■ What is needed ■
Find each line of the material below in which the word "linh" occurs, and return it.

■ Data for this exercise ■
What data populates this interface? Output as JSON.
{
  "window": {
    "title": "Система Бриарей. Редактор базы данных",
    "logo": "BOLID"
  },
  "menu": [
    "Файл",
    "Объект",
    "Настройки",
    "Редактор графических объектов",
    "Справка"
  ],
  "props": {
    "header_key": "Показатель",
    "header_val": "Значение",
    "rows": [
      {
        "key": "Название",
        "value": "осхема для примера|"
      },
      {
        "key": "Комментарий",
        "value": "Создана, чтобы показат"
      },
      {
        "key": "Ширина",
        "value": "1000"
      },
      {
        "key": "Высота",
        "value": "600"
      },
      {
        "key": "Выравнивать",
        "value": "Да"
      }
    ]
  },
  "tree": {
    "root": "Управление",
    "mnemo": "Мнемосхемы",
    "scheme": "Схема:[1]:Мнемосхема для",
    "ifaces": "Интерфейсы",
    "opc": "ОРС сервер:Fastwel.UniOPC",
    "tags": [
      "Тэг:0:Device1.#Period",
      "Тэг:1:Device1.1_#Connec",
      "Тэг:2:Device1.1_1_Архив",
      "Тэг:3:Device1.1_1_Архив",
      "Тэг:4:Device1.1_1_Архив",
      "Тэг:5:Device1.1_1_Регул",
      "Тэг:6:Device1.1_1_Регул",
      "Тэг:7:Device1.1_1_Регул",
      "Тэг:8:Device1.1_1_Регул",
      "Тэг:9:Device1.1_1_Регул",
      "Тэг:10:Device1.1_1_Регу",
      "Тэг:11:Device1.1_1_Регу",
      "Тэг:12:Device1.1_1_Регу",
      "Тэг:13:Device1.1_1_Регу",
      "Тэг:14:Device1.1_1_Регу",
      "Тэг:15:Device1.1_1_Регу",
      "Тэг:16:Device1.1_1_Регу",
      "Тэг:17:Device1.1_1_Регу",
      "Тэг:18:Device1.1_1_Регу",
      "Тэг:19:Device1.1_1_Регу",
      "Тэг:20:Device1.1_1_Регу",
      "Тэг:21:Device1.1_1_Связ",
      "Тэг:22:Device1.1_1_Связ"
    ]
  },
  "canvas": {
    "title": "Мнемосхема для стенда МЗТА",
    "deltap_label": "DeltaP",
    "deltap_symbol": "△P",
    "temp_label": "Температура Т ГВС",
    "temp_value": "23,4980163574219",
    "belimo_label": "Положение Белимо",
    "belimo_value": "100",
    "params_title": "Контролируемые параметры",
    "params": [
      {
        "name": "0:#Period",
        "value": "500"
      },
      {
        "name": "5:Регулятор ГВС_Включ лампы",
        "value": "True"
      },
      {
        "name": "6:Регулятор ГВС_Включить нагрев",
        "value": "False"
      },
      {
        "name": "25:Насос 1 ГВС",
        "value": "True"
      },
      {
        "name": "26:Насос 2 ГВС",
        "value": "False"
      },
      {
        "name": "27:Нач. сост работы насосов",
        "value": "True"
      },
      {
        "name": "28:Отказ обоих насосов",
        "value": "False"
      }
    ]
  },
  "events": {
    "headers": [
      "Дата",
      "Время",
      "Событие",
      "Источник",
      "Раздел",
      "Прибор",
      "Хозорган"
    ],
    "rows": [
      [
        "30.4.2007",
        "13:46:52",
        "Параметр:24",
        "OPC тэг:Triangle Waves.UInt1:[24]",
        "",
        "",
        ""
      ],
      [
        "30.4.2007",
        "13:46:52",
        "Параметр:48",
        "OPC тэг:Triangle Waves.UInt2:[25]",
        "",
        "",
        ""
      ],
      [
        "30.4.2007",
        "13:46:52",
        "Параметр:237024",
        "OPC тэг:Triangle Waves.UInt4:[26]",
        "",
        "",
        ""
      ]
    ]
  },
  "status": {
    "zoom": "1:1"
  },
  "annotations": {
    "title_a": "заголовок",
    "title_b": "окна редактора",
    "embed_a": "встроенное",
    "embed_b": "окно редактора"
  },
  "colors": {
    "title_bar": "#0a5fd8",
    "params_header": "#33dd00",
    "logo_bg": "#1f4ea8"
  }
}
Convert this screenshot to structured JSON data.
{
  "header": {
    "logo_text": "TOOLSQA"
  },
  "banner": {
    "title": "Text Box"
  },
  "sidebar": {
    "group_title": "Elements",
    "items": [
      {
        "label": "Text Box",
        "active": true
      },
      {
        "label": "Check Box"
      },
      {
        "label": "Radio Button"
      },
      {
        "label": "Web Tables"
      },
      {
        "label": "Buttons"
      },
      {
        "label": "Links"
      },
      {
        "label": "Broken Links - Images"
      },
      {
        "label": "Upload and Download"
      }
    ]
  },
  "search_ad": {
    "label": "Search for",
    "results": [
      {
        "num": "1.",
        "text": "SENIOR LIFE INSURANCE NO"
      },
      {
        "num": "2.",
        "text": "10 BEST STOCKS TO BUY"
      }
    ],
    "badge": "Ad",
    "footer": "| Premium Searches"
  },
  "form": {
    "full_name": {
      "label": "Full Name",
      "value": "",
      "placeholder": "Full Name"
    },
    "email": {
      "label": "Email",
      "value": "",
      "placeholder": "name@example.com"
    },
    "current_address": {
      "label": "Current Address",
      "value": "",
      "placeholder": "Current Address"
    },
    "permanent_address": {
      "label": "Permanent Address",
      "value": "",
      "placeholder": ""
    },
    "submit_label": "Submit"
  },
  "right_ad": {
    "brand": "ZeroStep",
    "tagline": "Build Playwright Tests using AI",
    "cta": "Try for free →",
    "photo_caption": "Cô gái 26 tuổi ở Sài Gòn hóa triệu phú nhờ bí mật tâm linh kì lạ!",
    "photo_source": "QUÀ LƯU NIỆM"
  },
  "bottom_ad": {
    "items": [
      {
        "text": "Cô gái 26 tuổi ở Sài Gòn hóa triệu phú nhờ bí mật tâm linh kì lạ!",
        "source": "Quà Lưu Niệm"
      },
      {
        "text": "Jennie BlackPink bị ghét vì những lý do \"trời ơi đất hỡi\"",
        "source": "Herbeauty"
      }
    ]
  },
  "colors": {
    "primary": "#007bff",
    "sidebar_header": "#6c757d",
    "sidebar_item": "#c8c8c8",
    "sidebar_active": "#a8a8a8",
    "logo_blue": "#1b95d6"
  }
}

■ Your solution ■
    "photo_caption": "Cô gái 26 tuổi ở Sài Gòn hóa triệu phú nhờ bí mật tâm linh kì lạ!",
        "text": "Cô gái 26 tuổi ở Sài Gòn hóa triệu phú nhờ bí mật tâm linh kì lạ!",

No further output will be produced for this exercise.